§ RECORDS PROVIDED:
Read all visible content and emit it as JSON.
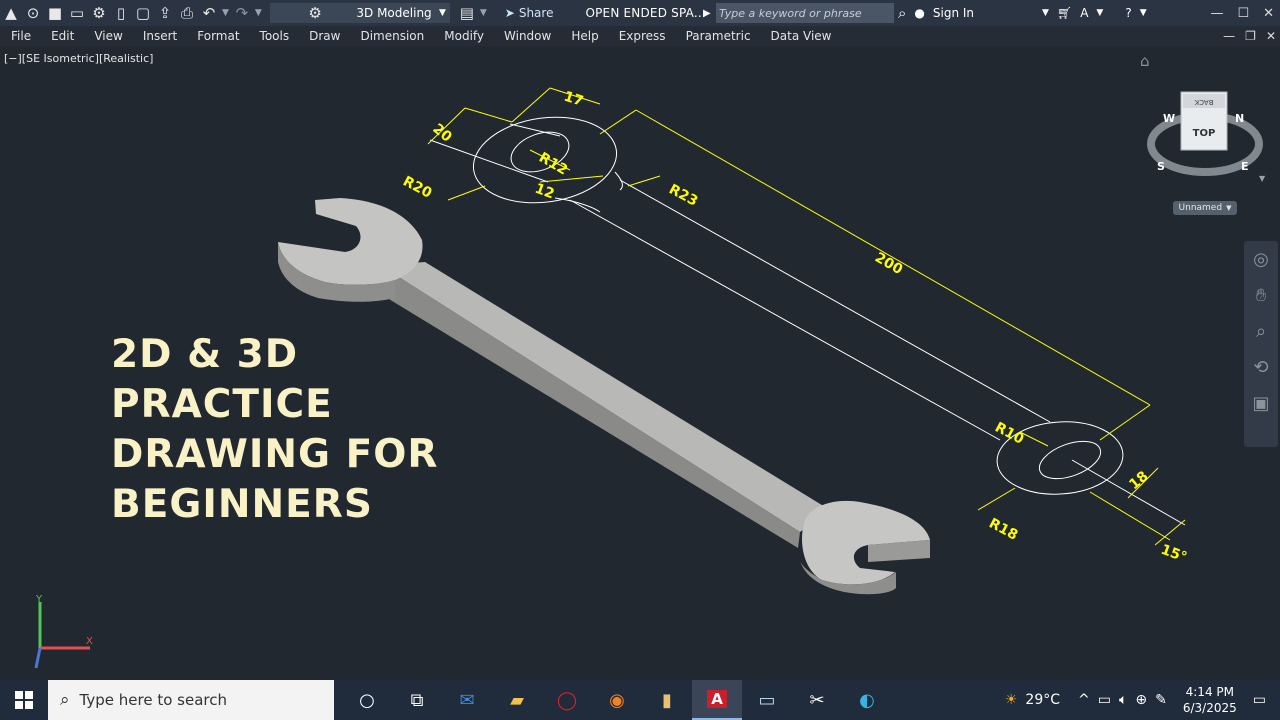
{
  "qat": {
    "workspace": "3D Modeling",
    "share_label": "Share",
    "doc_title": "OPEN ENDED SPA...",
    "search_placeholder": "Type a keyword or phrase",
    "signin_label": "Sign In"
  },
  "menu": [
    "File",
    "Edit",
    "View",
    "Insert",
    "Format",
    "Tools",
    "Draw",
    "Dimension",
    "Modify",
    "Window",
    "Help",
    "Express",
    "Parametric",
    "Data View"
  ],
  "viewport": {
    "label": "[−][SE Isometric][Realistic]"
  },
  "viewcube": {
    "face": "TOP",
    "back": "BACK",
    "n": "N",
    "s": "S",
    "e": "E",
    "w": "W",
    "named_view": "Unnamed"
  },
  "overlay_text": [
    "2D & 3D",
    "PRACTICE",
    "DRAWING FOR",
    "BEGINNERS"
  ],
  "dimensions": {
    "d17": "17",
    "d20": "20",
    "r12": "R12",
    "d12": "12",
    "r20": "R20",
    "r23": "R23",
    "d200": "200",
    "r10": "R10",
    "d18": "18",
    "r18": "R18",
    "a15": "15°"
  },
  "ucs": {
    "x": "X",
    "y": "Y"
  },
  "taskbar": {
    "search_placeholder": "Type here to search",
    "temperature": "29°C",
    "time": "4:14 PM",
    "date": "6/3/2025"
  },
  "colors": {
    "dim_yellow": "#ffff00",
    "canvas": "#212830",
    "overlay_text": "#f9f2c6"
  }
}
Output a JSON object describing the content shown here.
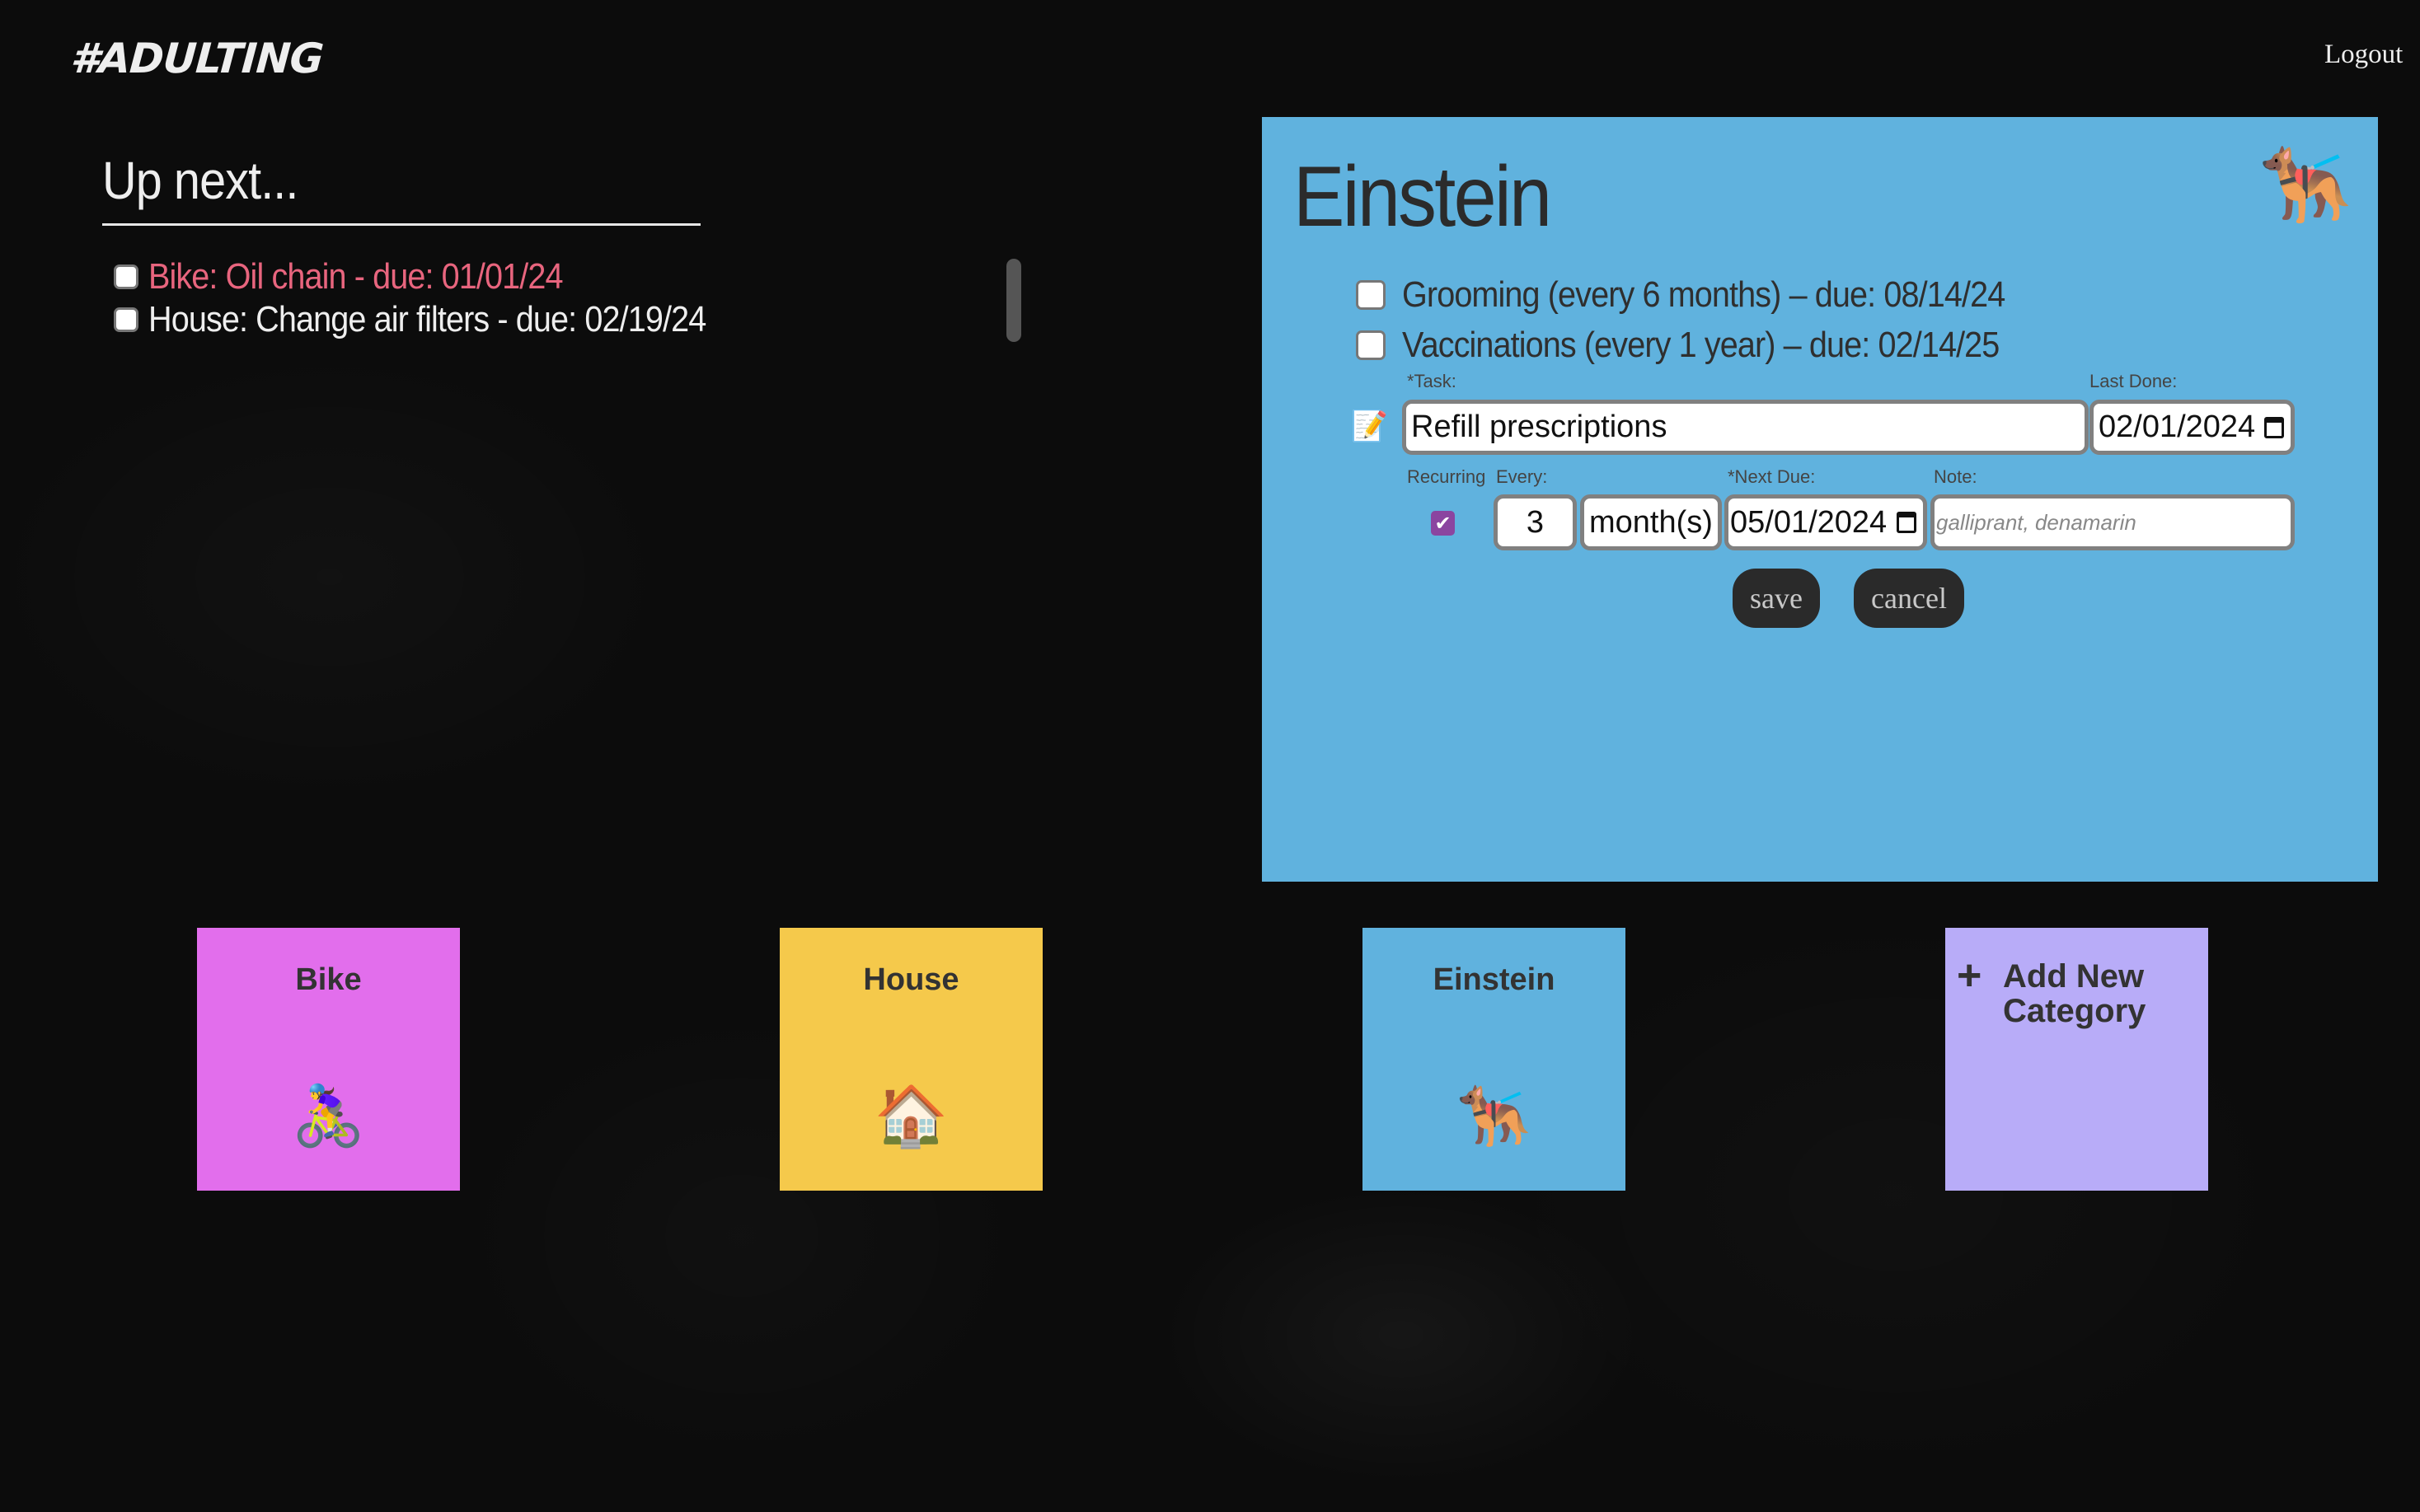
{
  "header": {
    "logo": "#ADULTING",
    "logout_label": "Logout"
  },
  "up_next": {
    "title": "Up next...",
    "items": [
      {
        "label": "Bike: Oil chain - due: 01/01/24",
        "overdue": true,
        "checked": false
      },
      {
        "label": "House: Change air filters - due: 02/19/24",
        "overdue": false,
        "checked": false
      }
    ]
  },
  "panel": {
    "title": "Einstein",
    "icon": "🐕‍🦺",
    "icon_name": "service-dog-icon",
    "tasks": [
      {
        "label": "Grooming (every 6 months)   –  due: 08/14/24",
        "checked": false
      },
      {
        "label": "Vaccinations (every 1 year)   –  due: 02/14/25",
        "checked": false
      }
    ],
    "form": {
      "edit_icon": "📝",
      "task_label": "*Task:",
      "task_value": "Refill prescriptions",
      "last_done_label": "Last Done:",
      "last_done_value": "02/01/2024",
      "recurring_label": "Recurring",
      "recurring_checked": true,
      "every_label": "Every:",
      "every_value": "3",
      "unit_value": "month(s)",
      "next_due_label": "*Next Due:",
      "next_due_value": "05/01/2024",
      "note_label": "Note:",
      "note_placeholder": "galliprant, denamarin",
      "save_label": "save",
      "cancel_label": "cancel"
    }
  },
  "categories": [
    {
      "name": "Bike",
      "emoji": "🚴‍♀️",
      "color": "#e26eec"
    },
    {
      "name": "House",
      "emoji": "🏠",
      "color": "#f5c94b"
    },
    {
      "name": "Einstein",
      "emoji": "🐕‍🦺",
      "color": "#60b2de"
    }
  ],
  "add_category": {
    "plus": "+",
    "label": "Add New Category",
    "color": "#b8acf8"
  },
  "colors": {
    "overdue": "#e8657e",
    "panel_bg": "#60b2de",
    "button_bg": "#2a2a2a",
    "checkbox_accent": "#8b45a0"
  }
}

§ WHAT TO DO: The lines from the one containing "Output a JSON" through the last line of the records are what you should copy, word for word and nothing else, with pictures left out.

§ YOUR SOLUTION:
Output a JSON object describing the content shown here.
{
  "header": {
    "logo": "#ADULTING",
    "logout_label": "Logout"
  },
  "up_next": {
    "title": "Up next...",
    "items": [
      {
        "label": "Bike: Oil chain - due: 01/01/24",
        "overdue": true,
        "checked": false
      },
      {
        "label": "House: Change air filters - due: 02/19/24",
        "overdue": false,
        "checked": false
      }
    ]
  },
  "panel": {
    "title": "Einstein",
    "icon": "🐕‍🦺",
    "icon_name": "service-dog-icon",
    "tasks": [
      {
        "label": "Grooming (every 6 months)   –  due: 08/14/24",
        "checked": false
      },
      {
        "label": "Vaccinations (every 1 year)   –  due: 02/14/25",
        "checked": false
      }
    ],
    "form": {
      "edit_icon": "📝",
      "task_label": "*Task:",
      "task_value": "Refill prescriptions",
      "last_done_label": "Last Done:",
      "last_done_value": "02/01/2024",
      "recurring_label": "Recurring",
      "recurring_checked": true,
      "every_label": "Every:",
      "every_value": "3",
      "unit_value": "month(s)",
      "next_due_label": "*Next Due:",
      "next_due_value": "05/01/2024",
      "note_label": "Note:",
      "note_placeholder": "galliprant, denamarin",
      "save_label": "save",
      "cancel_label": "cancel"
    }
  },
  "categories": [
    {
      "name": "Bike",
      "emoji": "🚴‍♀️",
      "color": "#e26eec"
    },
    {
      "name": "House",
      "emoji": "🏠",
      "color": "#f5c94b"
    },
    {
      "name": "Einstein",
      "emoji": "🐕‍🦺",
      "color": "#60b2de"
    }
  ],
  "add_category": {
    "plus": "+",
    "label": "Add New Category",
    "color": "#b8acf8"
  },
  "colors": {
    "overdue": "#e8657e",
    "panel_bg": "#60b2de",
    "button_bg": "#2a2a2a",
    "checkbox_accent": "#8b45a0"
  }
}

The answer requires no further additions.